We also have some new security advisories releasing today. Security Advisory 2871997 provides an update for Windows 8 and Windows Server 2012 that enhances credential protection and domain authentication controls to reduce credential theft by making specific improvements. These features are currently available in Windows 8.1 and Windows Server 2012 R2, and we are making them available for other platforms.
The .NET Framework update provided by Security Advisory 2960358 disables Rivest Cipher 4 (RC4) in Transport Layer Security (TLS). This is similar to what we did with Security Advisory 2868725 back in November, 2013. The only difference here is this month’s advisory is specific to the .NET Framework.
The last of the new advisories is Security Advisory 2962824. This update revokes the digital signature for a specific Unified Extensible Firmware Interface (UEFI) module. Although we are not currently aware of any customer impact, we’re taking this step out of an abundance of caution as a part of our ongoing efforts to provide the best customer protections available. If you are not running a system that supports UEFI Secure Boot or you have it disabled, there is no risk, and no action for you to take.
Finally, we are revising Security Advisory 2755801 with the latest update for Adobe Flash Player in Internet Explorer. The update addresses the vulnerabilities described in Adobe Security bulletin APSB14-14. For more information about this update, including download links, see Microsoft Knowledge Base Article 2957151.
For those wondering, Windows XP will not be receiving any security updates today. For some time we have been recommending customers move to a modern operating system like Windows 7 or Windows 8.1 to help stay safe, and now is a great time to make that move. For more information, see the Windows Experience Blog.
For more information about this month’s security updates, including the detailed view of the Exploit Index broken down by each CVE, visit the Microsoft Bulletin Summary Web page. If you are not familiar with how we calculate the Exploit Index (XI), a full description is found here.
Jonathan Ness and I will host the monthly bulletin webcast, scheduled for Wednesday, May 14, 2014, at 11 a.m. PDT. I invite you to register here and tune in to learn more about this month’s security bulletins and advisories.

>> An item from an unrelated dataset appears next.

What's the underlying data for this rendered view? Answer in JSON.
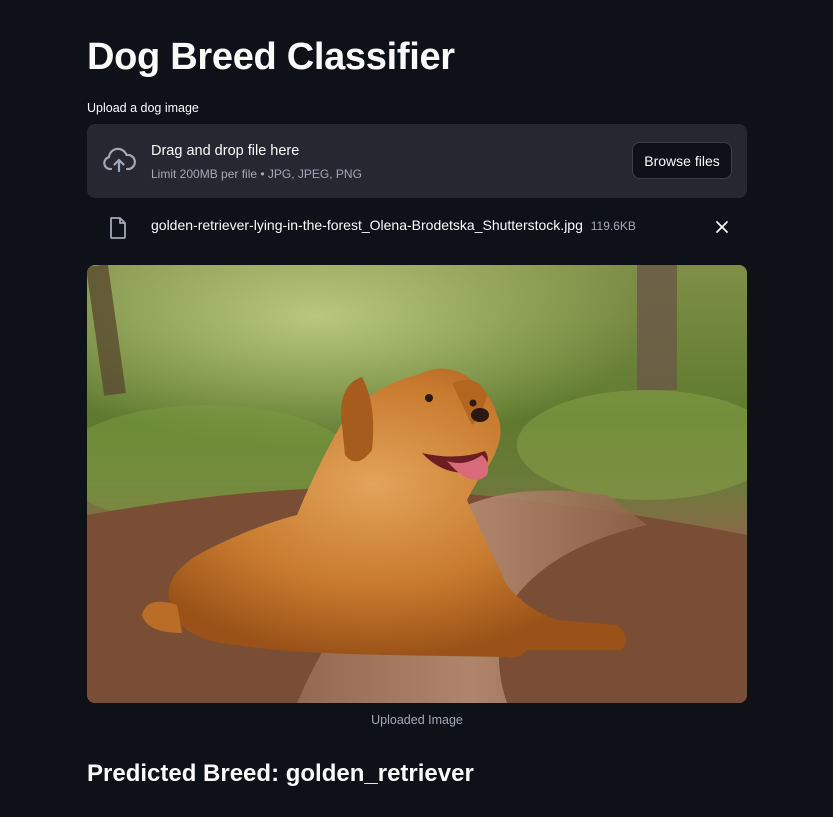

For all the latest information, you can also follow the MSRC team on Twitter at @MSFTSecResponse.
Thanks, Dustin Childs Group Manager, Response Communications Microsoft Trustworthy Computing